The study – presented at a poster session at Experimental Biology 2012 – reports that despite the fact there is often a ‘bias’ to consume fresh foods for optimal nutrition, the consumption of fresh foods might not always be the best solution for all consumers.
Funded by the Canned Food Alliance, researchers led by Dr. Cathy Kapica at Tufts University, USA, conducted a market-basket study comparing the cost of obtaining key nutrients from canned, fresh, frozen and dried varieties of common foods. The survey revealed that when all areas were considered “canned foods almost always offered a more affordable, convenient way to get needed-nutrients.”
Kapica said that economic concerns have meant many households are challenged to meet dietary recommendations within shrinking budgetary constraints.
"This research should assure families they are getting needed nutrition regardless of whether they choose canned, fresh, frozen or dried varieties,” she said. “They can be confident in buying those foods that best meet their budgets, schedules, cooking abilities and taste preferences and still obtain important nutrients."
The market study involved buying, preparing and analyzing canned, fresh, frozen and dried corn, green beans, mushrooms, peas, pumpkin, spinach, tomatoes, pears, peaches, pinto beans and tuna fish.
The foods were all cooked so that an accurate comparison could be made. They were analyzed to determine the cost of several key nutrients, including protein, fiber, potassium, vitamin A, vitamin C and folate.
The researchers said that survey revealed that it is, for example, nearly 60% more expensive to obtain dietary fiber from fresh tomatoes as from the same portion of canned tomatoes
“Not only is the price of canned tomatoes lower than fresh for the same serving size, but fresh tomatoes take longer to prepare, adding to the real cost of fresh,” said the researchers.
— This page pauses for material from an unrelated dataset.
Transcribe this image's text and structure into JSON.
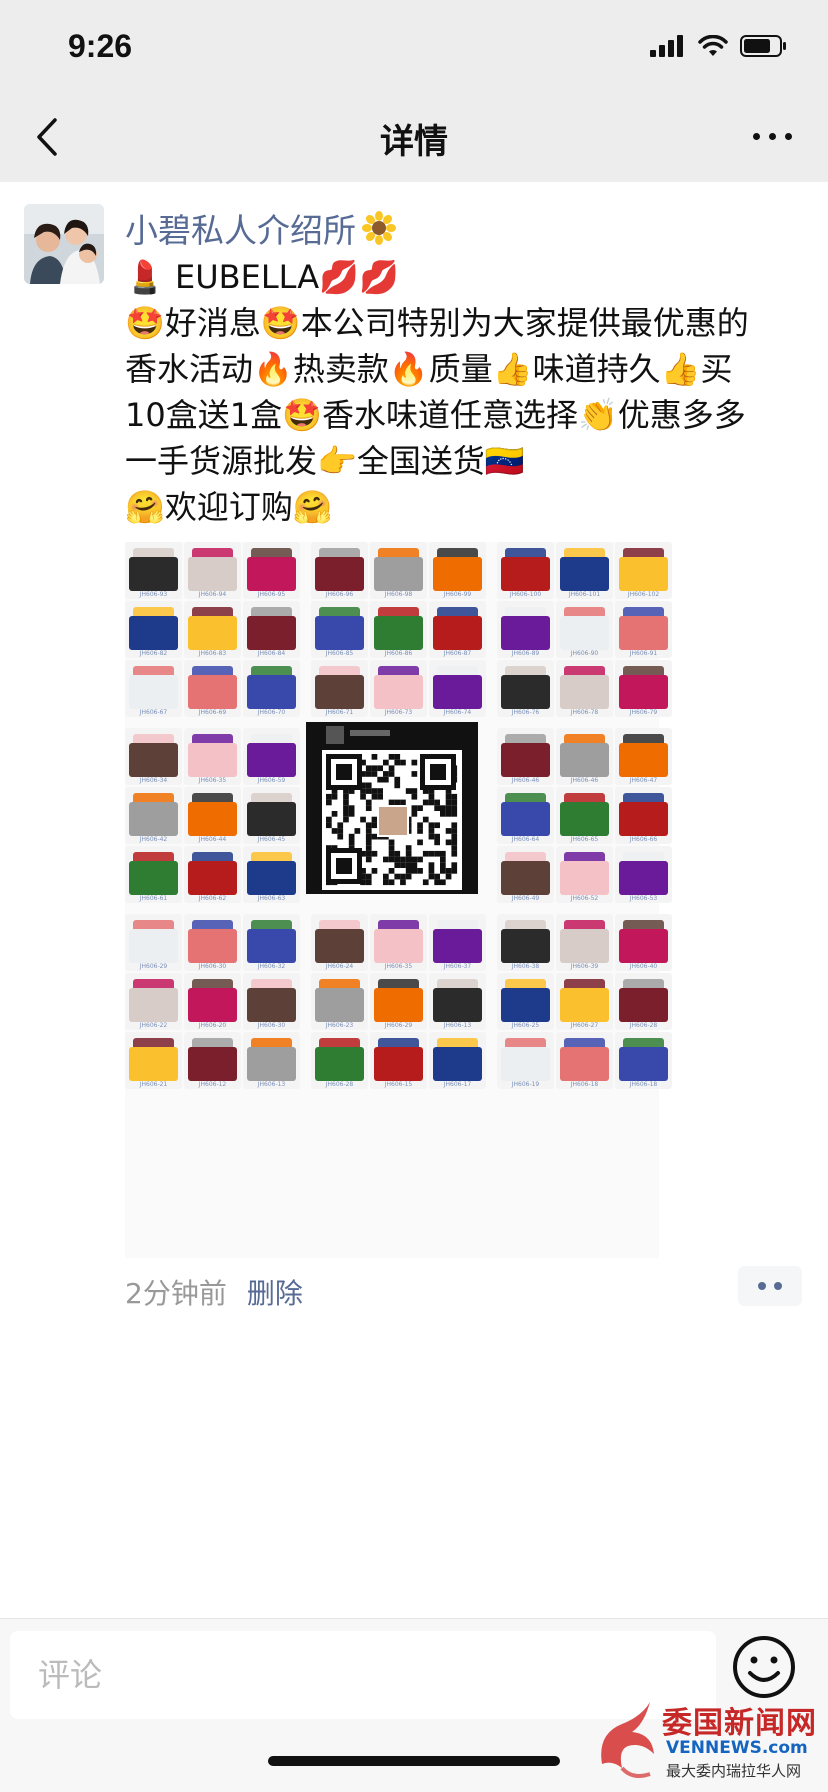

They said that looking at purchase price alone, fresh corn is less expensive than canned or frozen – however, when the cost of waste (most notably the cob) is factored in, as well as time to prepare, “canned corn offers the same amount of dietary fiber as fresh at a 25 percent savings.”